Consumer price inflation increased 0.9 percent last month (ahead of predictions), easing the European Central Bank’s concerns about low inflation, which will put an interest rate cut on hold.
Camilla Sutton, chief currency strategist at Scotiabank in Toronto, said:
“Disinflationary pressures are still present; however there was no further deterioration, which will ease some of the pressure on the ECB.”
According to the head of currency research at Commerzbank in Frankfurt, Ulrich Leuchtmann, the euro is expected to rise only slightly until ECB President Mario Draghi announces key ECB policy decisions.
The yen has continued to weaken because of Japan’s loose monetary policy.
Niels Christensen, a currency strategist at Nordea in Copenhagen, said that “the downtrend in the yen is definitely still in place.”
He added: “It is difficult to see why people would be buying the yen, unless there is risk aversion and lower equity markets.”
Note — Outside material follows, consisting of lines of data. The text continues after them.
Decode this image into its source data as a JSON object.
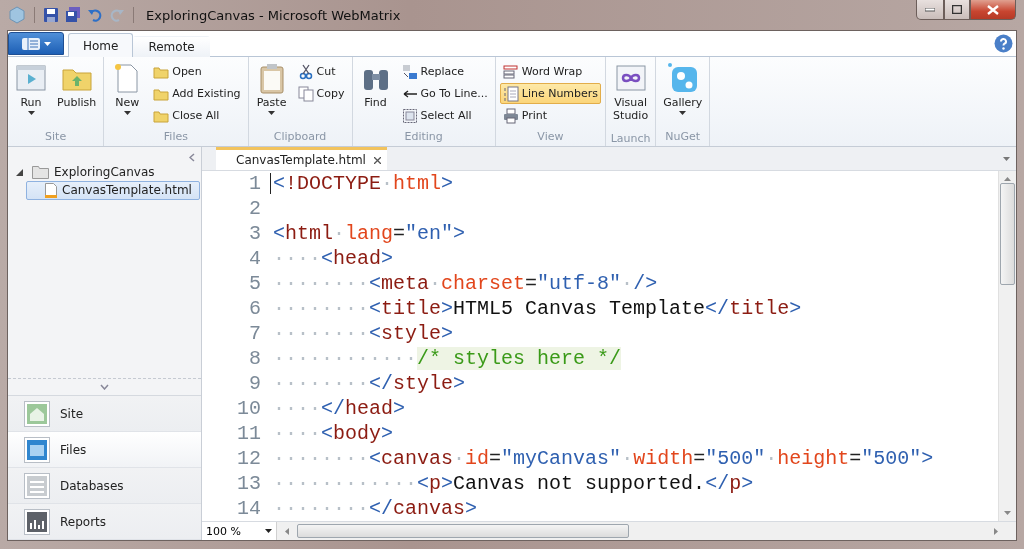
{
  "window": {
    "title": "ExploringCanvas - Microsoft WebMatrix"
  },
  "ribbon_tabs": [
    {
      "label": "Home",
      "selected": true
    },
    {
      "label": "Remote",
      "selected": false
    }
  ],
  "ribbon_groups": [
    {
      "label": "Site",
      "items": [
        {
          "kind": "large",
          "label": "Run",
          "dropdown": true
        },
        {
          "kind": "large",
          "label": "Publish",
          "dropdown": false
        }
      ]
    },
    {
      "label": "Files",
      "items": [
        {
          "kind": "large",
          "label": "New",
          "dropdown": true
        },
        {
          "kind": "stack",
          "entries": [
            {
              "label": "Open",
              "on": false
            },
            {
              "label": "Add Existing",
              "on": false
            },
            {
              "label": "Close All",
              "on": false
            }
          ]
        }
      ]
    },
    {
      "label": "Clipboard",
      "items": [
        {
          "kind": "large",
          "label": "Paste",
          "dropdown": true
        },
        {
          "kind": "stack",
          "entries": [
            {
              "label": "Cut",
              "on": false
            },
            {
              "label": "Copy",
              "on": false
            }
          ]
        }
      ]
    },
    {
      "label": "Editing",
      "items": [
        {
          "kind": "large",
          "label": "Find",
          "dropdown": false
        },
        {
          "kind": "stack",
          "entries": [
            {
              "label": "Replace",
              "on": false
            },
            {
              "label": "Go To Line...",
              "on": false
            },
            {
              "label": "Select All",
              "on": false
            }
          ]
        }
      ]
    },
    {
      "label": "View",
      "items": [
        {
          "kind": "stack",
          "entries": [
            {
              "label": "Word Wrap",
              "on": false
            },
            {
              "label": "Line Numbers",
              "on": true
            },
            {
              "label": "Print",
              "on": false
            }
          ]
        }
      ]
    },
    {
      "label": "Launch",
      "items": [
        {
          "kind": "large",
          "label": "Visual\nStudio",
          "dropdown": false
        }
      ]
    },
    {
      "label": "NuGet",
      "items": [
        {
          "kind": "large",
          "label": "Gallery",
          "dropdown": true
        }
      ]
    }
  ],
  "tree": [
    {
      "label": "ExploringCanvas",
      "expanded": true,
      "selected": false,
      "children": [
        {
          "label": "CanvasTemplate.html",
          "selected": true
        }
      ]
    }
  ],
  "workspaces": [
    {
      "label": "Site",
      "selected": false
    },
    {
      "label": "Files",
      "selected": true
    },
    {
      "label": "Databases",
      "selected": false
    },
    {
      "label": "Reports",
      "selected": false
    }
  ],
  "editor_tabs": [
    {
      "label": "CanvasTemplate.html",
      "selected": true
    }
  ],
  "code_lines": [
    {
      "number": "1",
      "tokens": [
        {
          "kind": "bracket",
          "text": "<"
        },
        {
          "kind": "tag",
          "text": "!DOCTYPE"
        },
        {
          "kind": "space",
          "text": "·"
        },
        {
          "kind": "attr",
          "text": "html"
        },
        {
          "kind": "bracket",
          "text": ">"
        }
      ]
    },
    {
      "number": "2"
    },
    {
      "number": "3",
      "tokens": [
        {
          "kind": "bracket",
          "text": "<"
        },
        {
          "kind": "tag",
          "text": "html"
        },
        {
          "kind": "space",
          "text": "·"
        },
        {
          "kind": "attr",
          "text": "lang"
        },
        {
          "kind": "eq",
          "text": "="
        },
        {
          "kind": "value",
          "text": "\"en\""
        },
        {
          "kind": "bracket",
          "text": ">"
        }
      ]
    },
    {
      "number": "4",
      "tokens": [
        {
          "kind": "space",
          "text": "····"
        },
        {
          "kind": "bracket",
          "text": "<"
        },
        {
          "kind": "tag",
          "text": "head"
        },
        {
          "kind": "bracket",
          "text": ">"
        }
      ]
    },
    {
      "number": "5",
      "tokens": [
        {
          "kind": "space",
          "text": "········"
        },
        {
          "kind": "bracket",
          "text": "<"
        },
        {
          "kind": "tag",
          "text": "meta"
        },
        {
          "kind": "space",
          "text": "·"
        },
        {
          "kind": "attr",
          "text": "charset"
        },
        {
          "kind": "eq",
          "text": "="
        },
        {
          "kind": "value",
          "text": "\"utf-8\""
        },
        {
          "kind": "space",
          "text": "·"
        },
        {
          "kind": "bracket",
          "text": "/>"
        }
      ]
    },
    {
      "number": "6",
      "tokens": [
        {
          "kind": "space",
          "text": "········"
        },
        {
          "kind": "bracket",
          "text": "<"
        },
        {
          "kind": "tag",
          "text": "title"
        },
        {
          "kind": "bracket",
          "text": ">"
        },
        {
          "kind": "text",
          "text": "HTML5 Canvas Template"
        },
        {
          "kind": "bracket",
          "text": "</"
        },
        {
          "kind": "tag",
          "text": "title"
        },
        {
          "kind": "bracket",
          "text": ">"
        }
      ]
    },
    {
      "number": "7",
      "tokens": [
        {
          "kind": "space",
          "text": "········"
        },
        {
          "kind": "bracket",
          "text": "<"
        },
        {
          "kind": "tag",
          "text": "style"
        },
        {
          "kind": "bracket",
          "text": ">"
        }
      ]
    },
    {
      "number": "8",
      "tokens": [
        {
          "kind": "space",
          "text": "············"
        },
        {
          "kind": "comment",
          "text": "/* styles here */"
        }
      ]
    },
    {
      "number": "9",
      "tokens": [
        {
          "kind": "space",
          "text": "········"
        },
        {
          "kind": "bracket",
          "text": "</"
        },
        {
          "kind": "tag",
          "text": "style"
        },
        {
          "kind": "bracket",
          "text": ">"
        }
      ]
    },
    {
      "number": "10",
      "tokens": [
        {
          "kind": "space",
          "text": "····"
        },
        {
          "kind": "bracket",
          "text": "</"
        },
        {
          "kind": "tag",
          "text": "head"
        },
        {
          "kind": "bracket",
          "text": ">"
        }
      ]
    },
    {
      "number": "11",
      "tokens": [
        {
          "kind": "space",
          "text": "····"
        },
        {
          "kind": "bracket",
          "text": "<"
        },
        {
          "kind": "tag",
          "text": "body"
        },
        {
          "kind": "bracket",
          "text": ">"
        }
      ]
    },
    {
      "number": "12",
      "tokens": [
        {
          "kind": "space",
          "text": "········"
        },
        {
          "kind": "bracket",
          "text": "<"
        },
        {
          "kind": "tag",
          "text": "canvas"
        },
        {
          "kind": "space",
          "text": "·"
        },
        {
          "kind": "attr",
          "text": "id"
        },
        {
          "kind": "eq",
          "text": "="
        },
        {
          "kind": "value",
          "text": "\"myCanvas\""
        },
        {
          "kind": "space",
          "text": "·"
        },
        {
          "kind": "attr",
          "text": "width"
        },
        {
          "kind": "eq",
          "text": "="
        },
        {
          "kind": "value",
          "text": "\"500\""
        },
        {
          "kind": "space",
          "text": "·"
        },
        {
          "kind": "attr",
          "text": "height"
        },
        {
          "kind": "eq",
          "text": "="
        },
        {
          "kind": "value",
          "text": "\"500\""
        },
        {
          "kind": "bracket",
          "text": ">"
        }
      ]
    },
    {
      "number": "13",
      "tokens": [
        {
          "kind": "space",
          "text": "············"
        },
        {
          "kind": "bracket",
          "text": "<"
        },
        {
          "kind": "tag",
          "text": "p"
        },
        {
          "kind": "bracket",
          "text": ">"
        },
        {
          "kind": "text",
          "text": "Canvas not supported."
        },
        {
          "kind": "bracket",
          "text": "</"
        },
        {
          "kind": "tag",
          "text": "p"
        },
        {
          "kind": "bracket",
          "text": ">"
        }
      ]
    },
    {
      "number": "14",
      "tokens": [
        {
          "kind": "space",
          "text": "········"
        },
        {
          "kind": "bracket",
          "text": "</"
        },
        {
          "kind": "tag",
          "text": "canvas"
        },
        {
          "kind": "bracket",
          "text": ">"
        }
      ]
    }
  ],
  "zoom": {
    "value": "100 %"
  }
}
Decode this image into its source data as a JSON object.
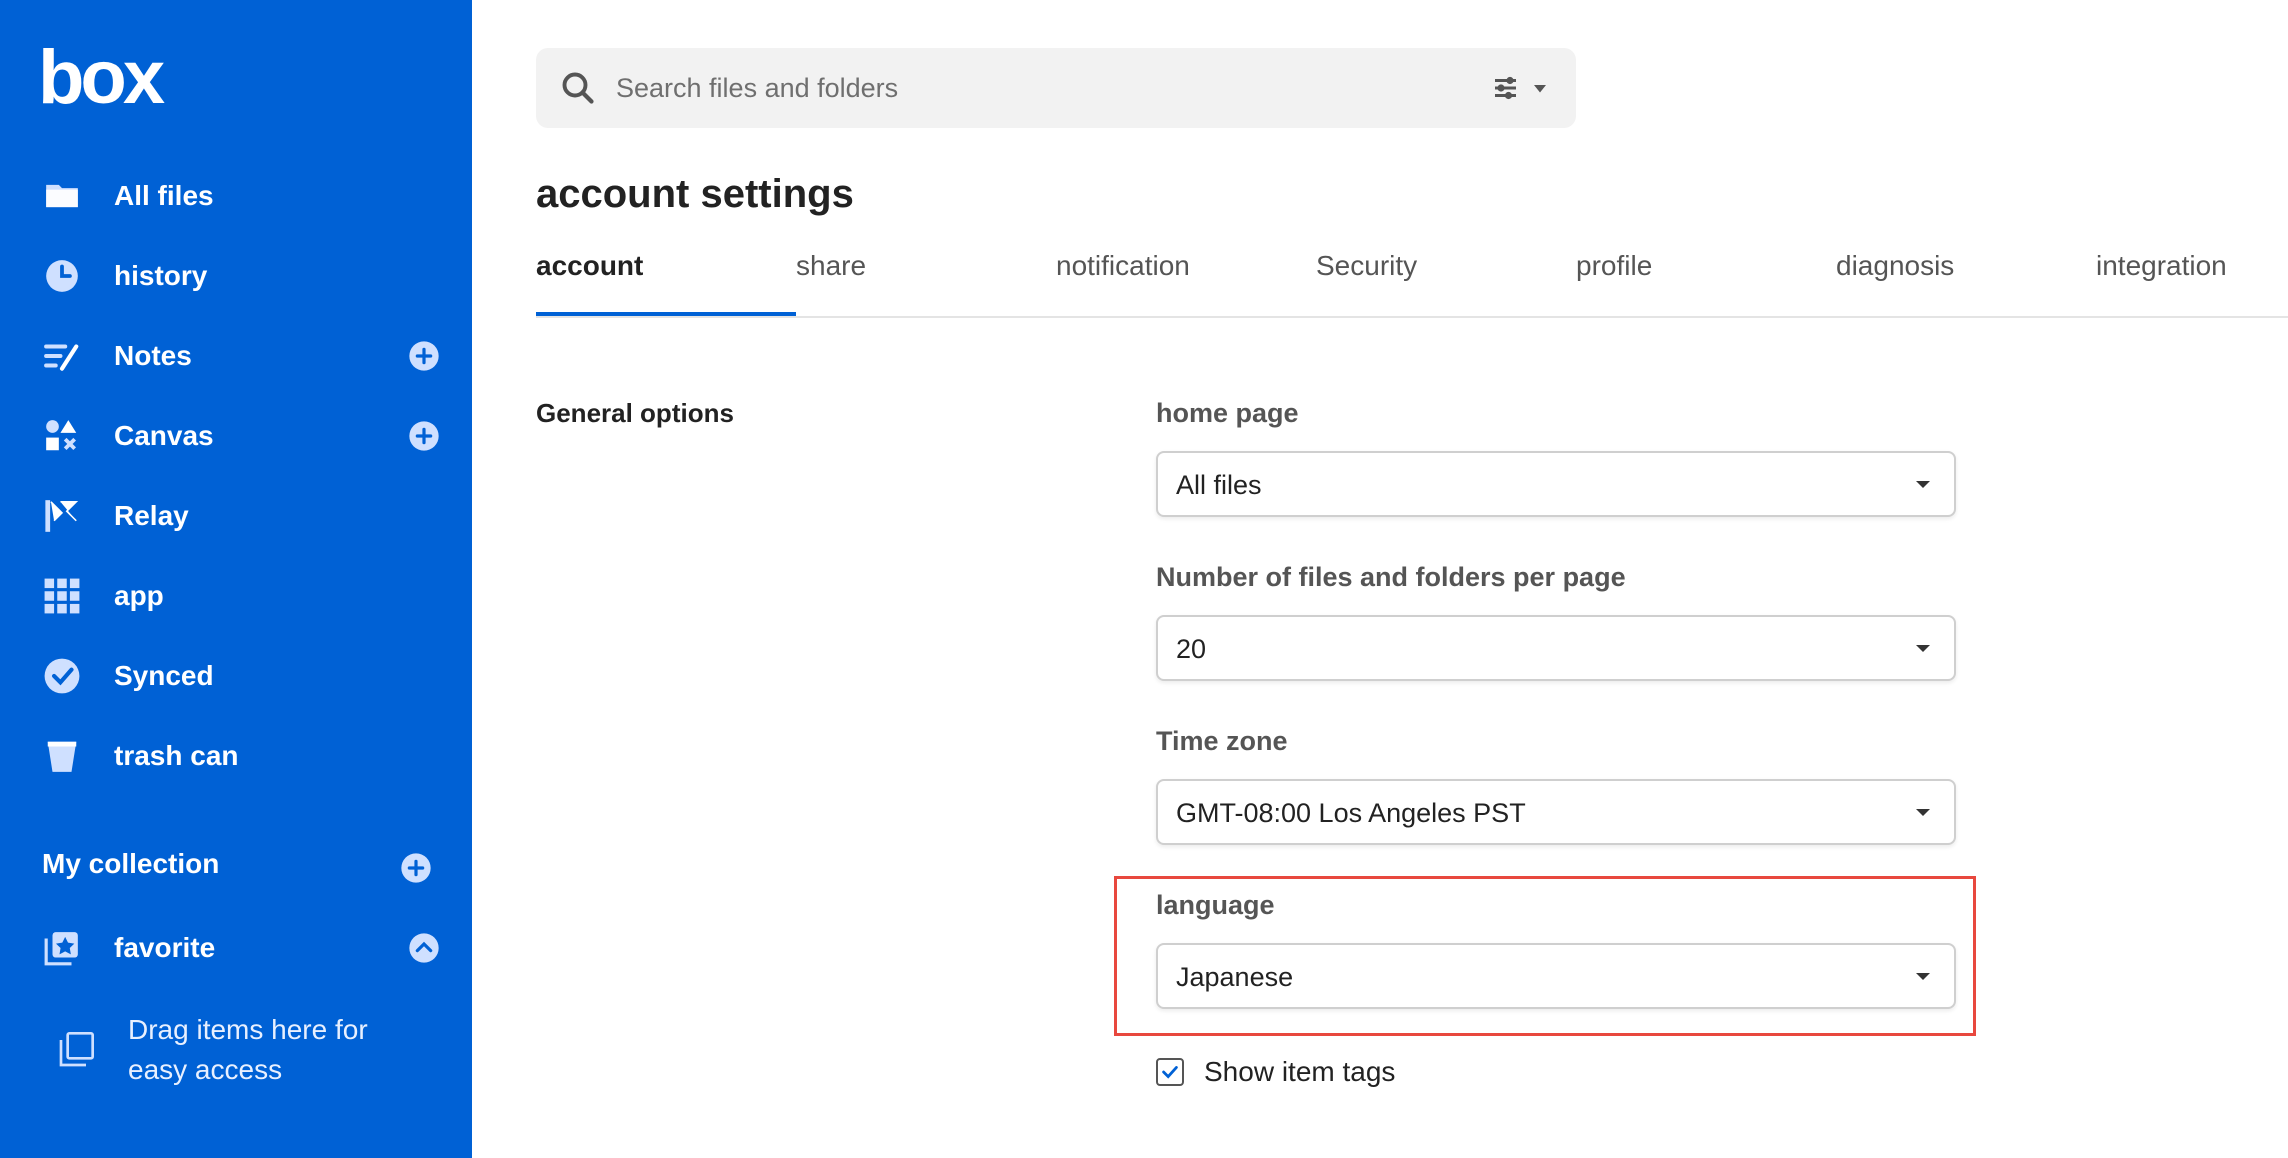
{
  "brand": {
    "logo_text": "box",
    "accent": "#0061d5",
    "highlight": "#e8483e"
  },
  "sidebar": {
    "items": [
      {
        "label": "All files",
        "icon": "folder-icon"
      },
      {
        "label": "history",
        "icon": "clock-icon"
      },
      {
        "label": "Notes",
        "icon": "notes-icon",
        "has_add": true
      },
      {
        "label": "Canvas",
        "icon": "canvas-icon",
        "has_add": true
      },
      {
        "label": "Relay",
        "icon": "relay-icon"
      },
      {
        "label": "app",
        "icon": "grid-icon"
      },
      {
        "label": "Synced",
        "icon": "check-circle-icon"
      },
      {
        "label": "trash can",
        "icon": "trash-icon"
      }
    ],
    "collection_title": "My collection",
    "favorite_label": "favorite",
    "drag_hint": "Drag items here for easy access"
  },
  "search": {
    "placeholder": "Search files and folders",
    "value": ""
  },
  "page": {
    "title": "account settings"
  },
  "tabs": [
    {
      "label": "account",
      "active": true
    },
    {
      "label": "share"
    },
    {
      "label": "notification"
    },
    {
      "label": "Security"
    },
    {
      "label": "profile"
    },
    {
      "label": "diagnosis"
    },
    {
      "label": "integration"
    }
  ],
  "settings": {
    "section_label": "General options",
    "home_page": {
      "label": "home page",
      "value": "All files"
    },
    "per_page": {
      "label": "Number of files and folders per page",
      "value": "20"
    },
    "time_zone": {
      "label": "Time zone",
      "value": "GMT-08:00 Los Angeles PST"
    },
    "language": {
      "label": "language",
      "value": "Japanese"
    },
    "show_tags": {
      "label": "Show item tags",
      "checked": true
    }
  }
}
On November 7th the ECB unexpectedly cut interest rates, since then the euro has risen by about 6.5 percent against the yen.
Japanese consumer inflation increased to a five year high in October (at 0.9 percent). However, this is still far from the country’s target of 2 percent – indicating that the Bank of Japan may ease monetary policies again in 2014.
Leuchtmann said that Japan needs a trend of a wakening yen.
Sterling reaches an 11 month high
On Thursday the Bank of England (BoE) decided to cut down on the housing sector stimulus, which resulted in the sterling reaching an 11 month high of $1.6375 against the dollar.
The move by the BoE has made traders more confident regarding the UK’s economic outlook.